Article III's case or controversy restriction precludes federal courts from declaring law except in the context of litigation by parties with a personal stake in a live dispute that judicial decision can affect. They may not resolve moot questions—questions whose resolution can no longer affect the litigants' dispute because events after the commencement of litigation have obviated the need for judicial intervention. However live the issues once were, however much the parties (and the public) may desire a declaration of law, and however far the litigation may have progressed when the mooting events occur, Article III requires dismissal of the lawsuit. Common examples include a criminal defendant's death during appeal of a jail sentence, enactment of a new statute superseding one whose enforcement the plaintiff seeks to enjoin, or full satisfaction of a party's litigation demands.
Other cases exhibit less certainty that the substantive issues raised no longer need judicial action to forestall anticipated harm. In these cases, mootness questions are more troublesome. They inevitably introduce discretion to exercise or withhold judgment, discretion potentially influenced by the substantive issues' public importance. Thus, in defunis v. odegaard (1974) a divided Supreme Court refused to decide the constitutionality of a race-conscious affirmative action program for law school admissions when it appeared fairly certain that the challenger, who had only become a student through lower court victories, would be graduated irrespective of the lawsuit's outcome.
several doctrines reveal mootness to be a matter of degree. First, when changed circumstances moot the main dispute, but adjudication could produce collateral consequences, the issue is not moot, as when a prisoner's sentence expires before his appeal is decided, but the conviction might subject him to other civil or criminal penalties. Second, cases where defendants voluntarily agree to refrain from challenged behavior are not moot absent proof that they are unlikely to resume the behavior. This rule protects plaintiffs by preventing defendants from manipulating the mootness doctrine to avoid adverse decisions. Third, issues are not moot, despite passage of the immediate problem, when they are "capable of repetition, yet evading review," that is, when they arise sporadically, do not persist long enough to be reviewed before ceasing each time, and are reasonably likely to threaten the challengers again. Suits challenging election rules, where the immediate election passes before judicial resolution but the rules probably would affect the challengers in subsequent elections, or litigation challenging an abortion restriction that necessarily can apply to a woman only during the term of pregnancy are important instances where an unbending application of the mootness doctrine might deny judicial protection to persons periodically subject to harm. Finally, the Court generously allows a class action to continue, despite developments eliminating any need to protect the party bringing the lawsuit on behalf of the class, if the case is not moot as to other members of the class.

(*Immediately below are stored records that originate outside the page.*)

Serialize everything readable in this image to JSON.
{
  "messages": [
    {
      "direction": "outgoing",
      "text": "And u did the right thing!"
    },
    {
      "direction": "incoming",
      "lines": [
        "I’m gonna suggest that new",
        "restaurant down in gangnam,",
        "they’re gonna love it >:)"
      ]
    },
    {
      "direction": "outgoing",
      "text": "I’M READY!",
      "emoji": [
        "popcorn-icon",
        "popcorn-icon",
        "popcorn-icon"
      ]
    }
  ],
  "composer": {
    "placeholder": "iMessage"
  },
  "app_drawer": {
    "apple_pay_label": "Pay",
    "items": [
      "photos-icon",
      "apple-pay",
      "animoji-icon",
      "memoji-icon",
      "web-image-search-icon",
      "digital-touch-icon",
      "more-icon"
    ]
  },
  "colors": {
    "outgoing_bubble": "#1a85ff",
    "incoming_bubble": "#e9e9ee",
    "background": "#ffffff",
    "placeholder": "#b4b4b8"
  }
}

These refinements give federal courts some flexibility either to reach issues of their choice without pressing necessity to protect the parties or to decline to rule by insisting on a higher degree of probability that the threat of harm continues. Like other justiciability doctrines, mootness is not only a constitutional doctrine itself but a somewhat pliable tool of constitutional governance.

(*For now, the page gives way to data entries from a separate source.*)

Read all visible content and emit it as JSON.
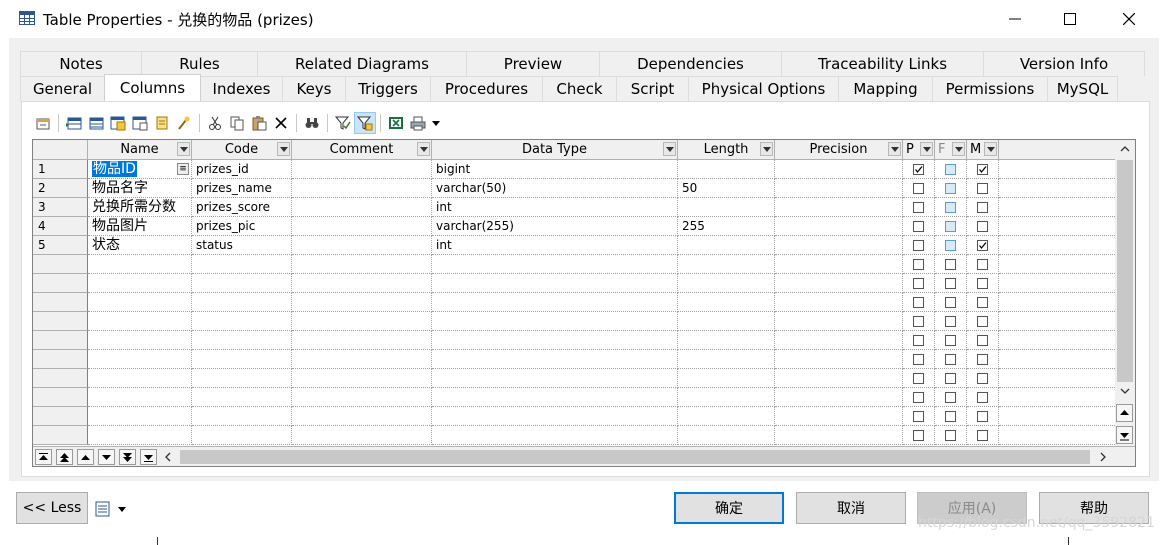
{
  "window": {
    "title": "Table Properties - 兑换的物品 (prizes)",
    "minimize_glyph": "—",
    "maximize_glyph": "☐",
    "close_glyph": "✕"
  },
  "tabs": {
    "row1": [
      {
        "label": "Notes"
      },
      {
        "label": "Rules"
      },
      {
        "label": "Related Diagrams"
      },
      {
        "label": "Preview"
      },
      {
        "label": "Dependencies"
      },
      {
        "label": "Traceability Links"
      },
      {
        "label": "Version Info"
      }
    ],
    "row2": [
      {
        "label": "General"
      },
      {
        "label": "Columns",
        "active": true
      },
      {
        "label": "Indexes"
      },
      {
        "label": "Keys"
      },
      {
        "label": "Triggers"
      },
      {
        "label": "Procedures"
      },
      {
        "label": "Check"
      },
      {
        "label": "Script"
      },
      {
        "label": "Physical Options"
      },
      {
        "label": "Mapping"
      },
      {
        "label": "Permissions"
      },
      {
        "label": "MySQL"
      }
    ]
  },
  "toolbar": {
    "icons": [
      "properties-icon",
      "insert-row-icon",
      "add-row-icon",
      "add-columns-icon",
      "add-domain-icon",
      "new-icon",
      "cut-icon",
      "copy-icon",
      "paste-icon",
      "delete-icon",
      "find-icon",
      "filter-icon",
      "customize-columns-icon",
      "excel-export-icon",
      "print-icon",
      "dropdown-icon"
    ]
  },
  "grid": {
    "headers": {
      "name": "Name",
      "code": "Code",
      "comment": "Comment",
      "datatype": "Data Type",
      "length": "Length",
      "precision": "Precision",
      "p": "P",
      "f": "F",
      "m": "M"
    },
    "rows": [
      {
        "num": "1",
        "name": "物品ID",
        "code": "prizes_id",
        "comment": "",
        "datatype": "bigint",
        "length": "",
        "precision": "",
        "p": true,
        "f": false,
        "m": true
      },
      {
        "num": "2",
        "name": "物品名字",
        "code": "prizes_name",
        "comment": "",
        "datatype": "varchar(50)",
        "length": "50",
        "precision": "",
        "p": false,
        "f": false,
        "m": false
      },
      {
        "num": "3",
        "name": "兑换所需分数",
        "code": "prizes_score",
        "comment": "",
        "datatype": "int",
        "length": "",
        "precision": "",
        "p": false,
        "f": false,
        "m": false
      },
      {
        "num": "4",
        "name": "物品图片",
        "code": "prizes_pic",
        "comment": "",
        "datatype": "varchar(255)",
        "length": "255",
        "precision": "",
        "p": false,
        "f": false,
        "m": false
      },
      {
        "num": "5",
        "name": "状态",
        "code": "status",
        "comment": "",
        "datatype": "int",
        "length": "",
        "precision": "",
        "p": false,
        "f": false,
        "m": true
      }
    ],
    "empty_rows": 10
  },
  "buttons": {
    "less": "<< Less",
    "ok": "确定",
    "cancel": "取消",
    "apply": "应用(A)",
    "help": "帮助"
  },
  "watermark": "https://blog.csdn.net/qq_3592821",
  "colors": {
    "selection": "#0078d7",
    "default_button_border": "#0078d7",
    "f_checkbox": "#d7eaf8"
  }
}
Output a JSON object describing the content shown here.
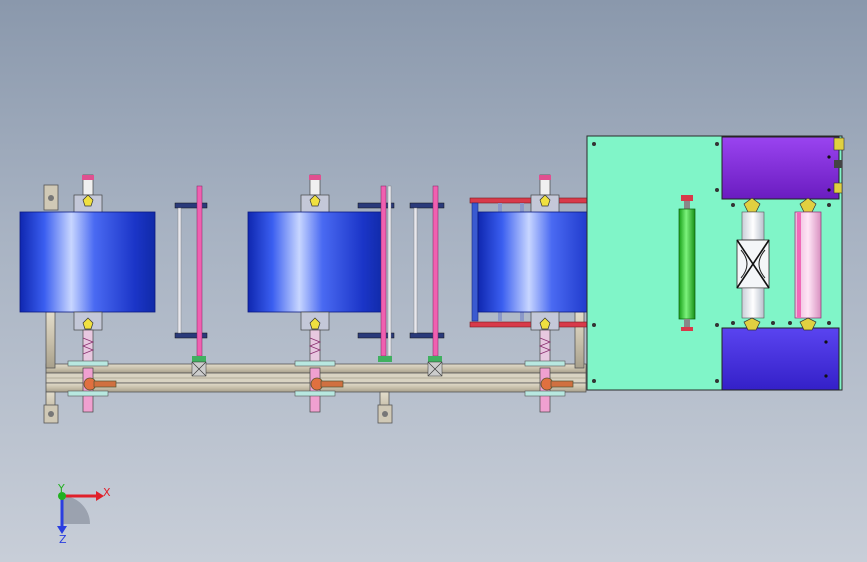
{
  "viewport": {
    "background_top": "#8a98ac",
    "background_bottom": "#c8ced8"
  },
  "triad": {
    "x_label": "X",
    "y_label": "Y",
    "z_label": "Z",
    "x_color": "#e0202a",
    "y_color": "#22b020",
    "z_color": "#2a3ee0"
  },
  "colors": {
    "roll_blue": "#1c3ad8",
    "plate_green": "#7ff5c8",
    "box_purple": "#8a2ae0",
    "box_indigo": "#4a32e0",
    "rail": "#cfc7b3",
    "pink_rod": "#e050a0",
    "red_bar": "#d83a4a",
    "green_roller": "#30d030"
  }
}
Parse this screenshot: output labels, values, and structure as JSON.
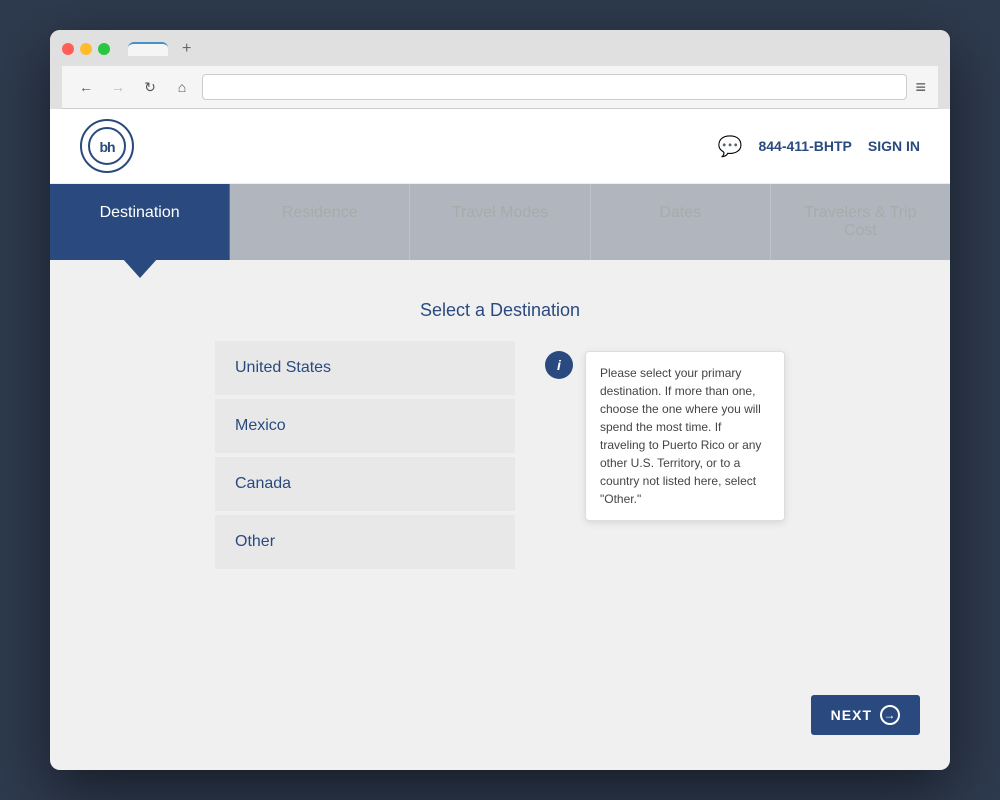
{
  "browser": {
    "tab_label": "",
    "tab_plus": "+",
    "address_value": "",
    "menu_icon": "≡"
  },
  "header": {
    "logo_text": "bh",
    "phone": "844-411-BHTP",
    "sign_in": "SIGN IN"
  },
  "wizard": {
    "steps": [
      {
        "id": "destination",
        "label": "Destination",
        "active": true
      },
      {
        "id": "residence",
        "label": "Residence",
        "active": false
      },
      {
        "id": "travel-modes",
        "label": "Travel Modes",
        "active": false
      },
      {
        "id": "dates",
        "label": "Dates",
        "active": false
      },
      {
        "id": "travelers",
        "label": "Travelers & Trip Cost",
        "active": false
      }
    ]
  },
  "main": {
    "section_title": "Select a Destination",
    "destinations": [
      {
        "id": "us",
        "label": "United States"
      },
      {
        "id": "mexico",
        "label": "Mexico"
      },
      {
        "id": "canada",
        "label": "Canada"
      },
      {
        "id": "other",
        "label": "Other"
      }
    ],
    "tooltip_icon": "i",
    "tooltip_text": "Please select your primary destination. If more than one, choose the one where you will spend the most time. If traveling to Puerto Rico or any other U.S. Territory, or to a country not listed here, select \"Other.\""
  },
  "footer": {
    "next_label": "NEXT",
    "next_arrow": "→"
  }
}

Jonathan D. Varat
Note 1974 The Mootness Doctrine in the Supreme Court. Harvard Law Review 88:373.